- **Data excerpts**
______________________________
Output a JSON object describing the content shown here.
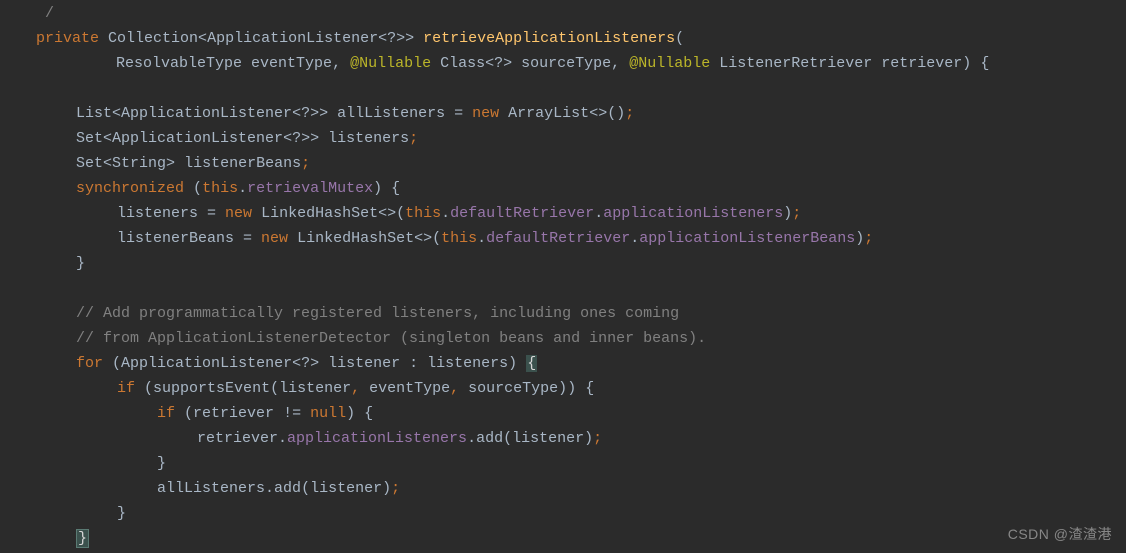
{
  "watermark": "CSDN @渣渣港",
  "tokens": {
    "private": "private",
    "new": "new",
    "this": "this",
    "synchronized": "synchronized",
    "for": "for",
    "if": "if",
    "null": "null",
    "ne": "!=",
    "Collection": "Collection",
    "ApplicationListener": "ApplicationListener",
    "ResolvableType": "ResolvableType",
    "Class": "Class",
    "ListenerRetriever": "ListenerRetriever",
    "List": "List",
    "Set": "Set",
    "String": "String",
    "ArrayList": "ArrayList",
    "LinkedHashSet": "LinkedHashSet",
    "Nullable": "@Nullable",
    "wildcardGen": "<?>",
    "wildcardGenGen": "<?>>",
    "diamond": "<>",
    "retrieveApplicationListeners": "retrieveApplicationListeners",
    "eventType": "eventType",
    "sourceType": "sourceType",
    "retriever": "retriever",
    "allListeners": "allListeners",
    "listeners": "listeners",
    "listenerBeans": "listenerBeans",
    "listener": "listener",
    "retrievalMutex": "retrievalMutex",
    "defaultRetriever": "defaultRetriever",
    "applicationListeners": "applicationListeners",
    "applicationListenerBeans": "applicationListenerBeans",
    "supportsEvent": "supportsEvent",
    "add": "add",
    "comment1": "// Add programmatically registered listeners, including ones coming",
    "comment2": "// from ApplicationListenerDetector (singleton beans and inner beans).",
    "topfrag": " /",
    "assign": " = ",
    "dot": ".",
    "comma": ", ",
    "semi": ";",
    "lp": "(",
    "rp": ")",
    "lb": "{",
    "rb": "}",
    "lt": "<",
    "gt": ">",
    "colonin": " : ",
    "sp": " "
  }
}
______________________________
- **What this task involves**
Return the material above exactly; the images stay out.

- **Your response**
Output a JSON object describing the content shown here.
{
  "watermark": "CSDN @渣渣港",
  "tokens": {
    "private": "private",
    "new": "new",
    "this": "this",
    "synchronized": "synchronized",
    "for": "for",
    "if": "if",
    "null": "null",
    "ne": "!=",
    "Collection": "Collection",
    "ApplicationListener": "ApplicationListener",
    "ResolvableType": "ResolvableType",
    "Class": "Class",
    "ListenerRetriever": "ListenerRetriever",
    "List": "List",
    "Set": "Set",
    "String": "String",
    "ArrayList": "ArrayList",
    "LinkedHashSet": "LinkedHashSet",
    "Nullable": "@Nullable",
    "wildcardGen": "<?>",
    "wildcardGenGen": "<?>>",
    "diamond": "<>",
    "retrieveApplicationListeners": "retrieveApplicationListeners",
    "eventType": "eventType",
    "sourceType": "sourceType",
    "retriever": "retriever",
    "allListeners": "allListeners",
    "listeners": "listeners",
    "listenerBeans": "listenerBeans",
    "listener": "listener",
    "retrievalMutex": "retrievalMutex",
    "defaultRetriever": "defaultRetriever",
    "applicationListeners": "applicationListeners",
    "applicationListenerBeans": "applicationListenerBeans",
    "supportsEvent": "supportsEvent",
    "add": "add",
    "comment1": "// Add programmatically registered listeners, including ones coming",
    "comment2": "// from ApplicationListenerDetector (singleton beans and inner beans).",
    "topfrag": " /",
    "assign": " = ",
    "dot": ".",
    "comma": ", ",
    "semi": ";",
    "lp": "(",
    "rp": ")",
    "lb": "{",
    "rb": "}",
    "lt": "<",
    "gt": ">",
    "colonin": " : ",
    "sp": " "
  }
}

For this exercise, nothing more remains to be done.